As travel writers, food lovers and editors of a Charleston-based lifestyle magazine that regularly features outstanding restaurants, we’re delighted when the national press zeroes in on chefs and farmers in the South who are leaders in the the farm-to-table movement.
In an article in last week’s New York Times, Southern Farmers Vanquish the Clichés, writer Julia Moskin celebrates the revival of an “authentic” Southern cuisine. She describes how chefs and farmers in Charleston and across the South have come together to serve up long-forgotten flavors and ingredients from our agrarian past. These passionate individuals have proven that today’s renaissance of dishes from the Old South, often presented with new flourishes, is far more interesting than the fried chicken and soggy green beans we’ve come to associate with Southern cooking.
Moskin’s article stirred memories of foods we hadn’t tasted in years: beaten biscuits, pounded by our parents to the perfect denseness; Brunswick stew (the proper kind, with a rabbit as the star); and crab apple jelly, made from crab apples from our own backyard.

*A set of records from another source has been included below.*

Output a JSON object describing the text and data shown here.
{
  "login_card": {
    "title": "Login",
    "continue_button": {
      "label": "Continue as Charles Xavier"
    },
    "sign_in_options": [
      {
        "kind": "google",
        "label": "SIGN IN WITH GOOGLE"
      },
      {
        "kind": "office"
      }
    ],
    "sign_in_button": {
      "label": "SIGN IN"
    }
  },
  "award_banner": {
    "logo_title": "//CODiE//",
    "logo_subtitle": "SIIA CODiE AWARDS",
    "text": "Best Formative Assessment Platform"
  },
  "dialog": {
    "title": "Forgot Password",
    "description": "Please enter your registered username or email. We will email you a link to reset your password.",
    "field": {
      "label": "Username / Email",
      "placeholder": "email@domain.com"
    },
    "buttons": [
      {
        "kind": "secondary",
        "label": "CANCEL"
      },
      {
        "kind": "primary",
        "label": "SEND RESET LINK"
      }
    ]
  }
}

Hopefully, the buzz about the new “old” Southern cuisine will inspire you to sample the dishes of the South’s talented chefs. Consider checking out, for example, Husk and Circa 1886, two Charleston restaurants whose chefs who are at the forefront of this trend. (There are others, too, of course.) If you do, please share (in the comment box below) your culinary discoveries as well as recipes from your own family.